By Mass Communication Specialist Seaman Joseph A. Boomhower, Naval Medical Center San Diego Public Affairs
SAN DIEGO - Four of eight wounded, ill and injured service members assigned to Naval Medical Center San Diego (NMCSD)'s Army Warrior Transition Unit (WTU), Navy Medical Hold and Marine Wounded Warrior Battalion-West detachment (WWBn-W) won a combined seven medals at the 2nd annual Warrior Games held at the Olympic Training Center and Air Force Academy in Colorado Springs, Colo. May 21.

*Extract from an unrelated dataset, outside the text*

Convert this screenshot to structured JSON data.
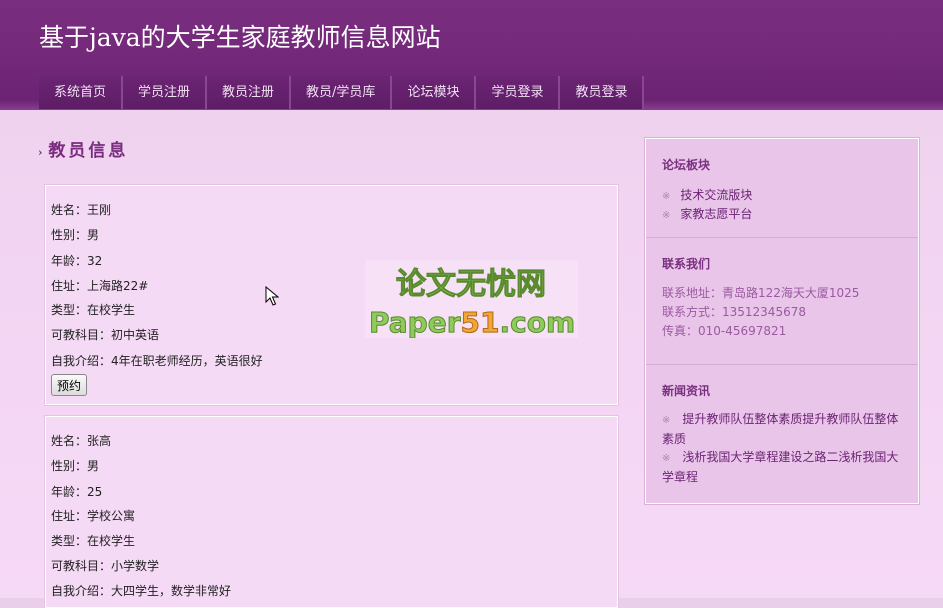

Pfc. Joshua Bullis, WTU Soldier, won the bronze medal in air rifle shooting, WWBn-W Marines Staff Sgt. Jedidiah Vermillion and Lance Cpl. Jese Shag took the team gold medal for seated volleyball. Vermillion also won the bronze for compound archery and Shag also won the silver in wheelchair basketball. NMCSD's Medical Hold Unit Aviation Ordnanceman 2nd Class Selemani Johnson took the silver in the 50 meter free style swim and the 100 meter free style swim.
"I felt it was a bittersweet victory," said Vermillion. "It was sweet because I brought home the bronze to the Marine Corps and had enough points to qualify for the Commander's Cup. At the same time it was bitter because I felt that I had let my coach down for all that time he put into training me for gold."
Before Vermillion and Shag could go to the Warrior Games they had to compete against 250 other eligible Marines for one of the 50 spots allotted to the Marines Corps team.
"I felt honored and privileged to represent NMCSD and at first it was about the competition and to get to the game," said Vermillion. "Then you realize it's not about you, it's about the Marines still in the fight, who gave the ultimate sacrifice and the Marines who are still recovering."
Johnson was one of five Sailors who competed from the San Diego area, a first time competitor and a first time silver medalist.
"I could have had the gold medal if I had more time for training," said Johnson. "There's always time for next year."
Before Johnson sustained a spinal cord injury from a motorcycle accident last year he was very active running marathons. His only goal was to finish the race.
"It [Warrior Games] motivated me in a way I never thought possible," said Johnson. "It wasn't that important to win a medal, but to win in your heart and have a goal to meet and meet it. It sort of rejuvenates your body and soul."
For more information about the 2011 Warrior Games, visit the U.S. Olympic Committee website: http://usparalympics.org/usoc-paralympic-military-program/